As you walk through the Royal Arcade in Melbourne’s Central Business District (the CBD), if you arrive at the top of the hour you’ll hear Gaunt’s Clock alerting you to the time. Follow the chimes and look up and you’ll see two statues flanking the clock dial, imaginings of mythical giants named Gog and Magog.
Since 1892, these two medieval warriors have watched over the southern side of the arcade, striking the chimes with their mechanical arms. Each is about seven feet tall, and carved from pine by a man named Mortimer Godfrey. He modeled the two on similar figures that watch over Guildhall in London, where the same characters have been the guardians of the city since the 15th century.
The mechanical statues stand on either side of Gaunt’s Clock, a feature that was added to the Arcade about 20 years after it was built. Thomas Gaunt, a well-known Melbourne jeweler, watch and clock maker, had a shop in the Royal Arcade, and adding a prominent time piece with a couple of mythical giants could only be good for business.
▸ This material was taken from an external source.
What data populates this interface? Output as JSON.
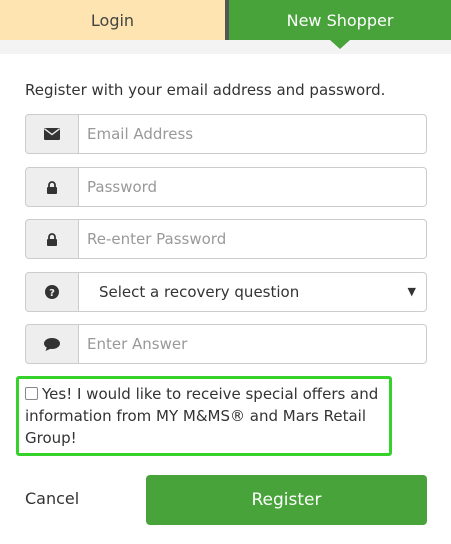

Although variations of the characters of Gog and Magog appear in many ancient texts, including the Old Testament and the Quran, these two are actually a jumble of several religious stories and pagan myths, more grounded in medieval lore than the Bible. As the display itself will tell you (slightly editing here), “These two … symbolise the conflict between the ancient Britons and the Trojan invaders… having been captured in battle… and made to serve as porters at the gateway of an ancient palace on a site later occupied by the Guildhall.”
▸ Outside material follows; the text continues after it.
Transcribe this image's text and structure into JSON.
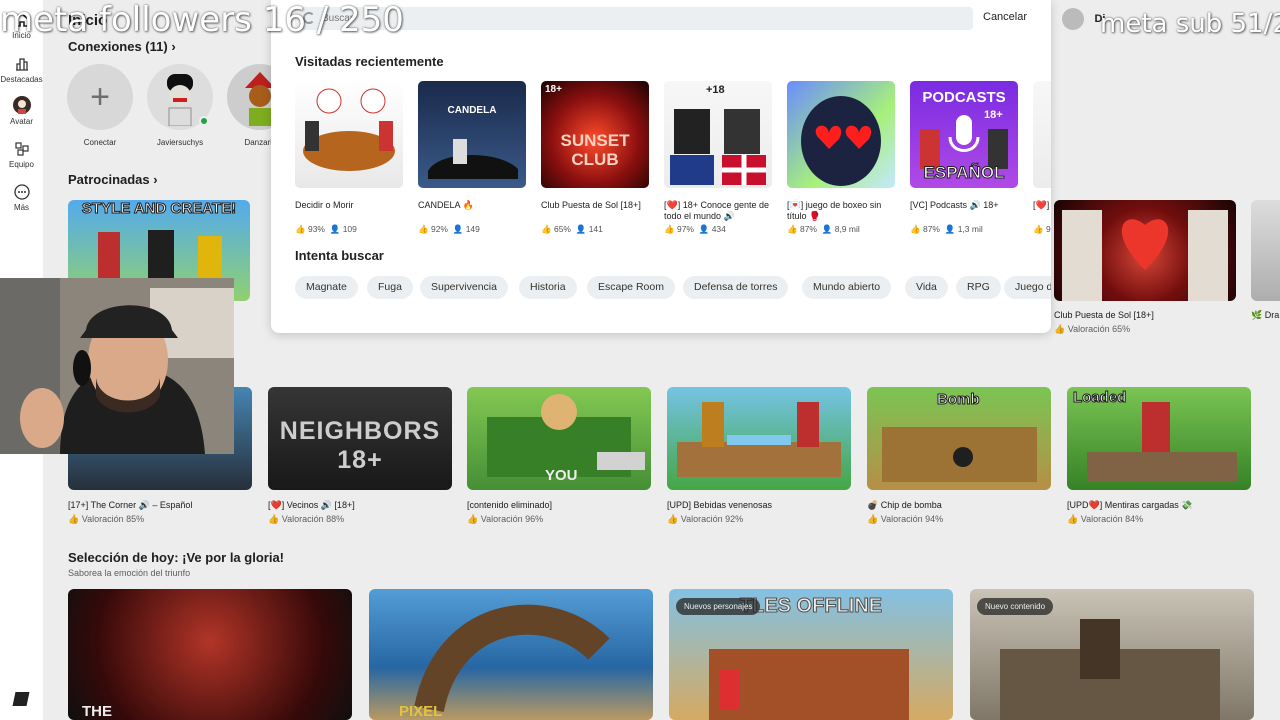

So they’re a little bit biblical, a little bit Roman, a little bit pagan, and a little bit medieval. Everything good giants should be.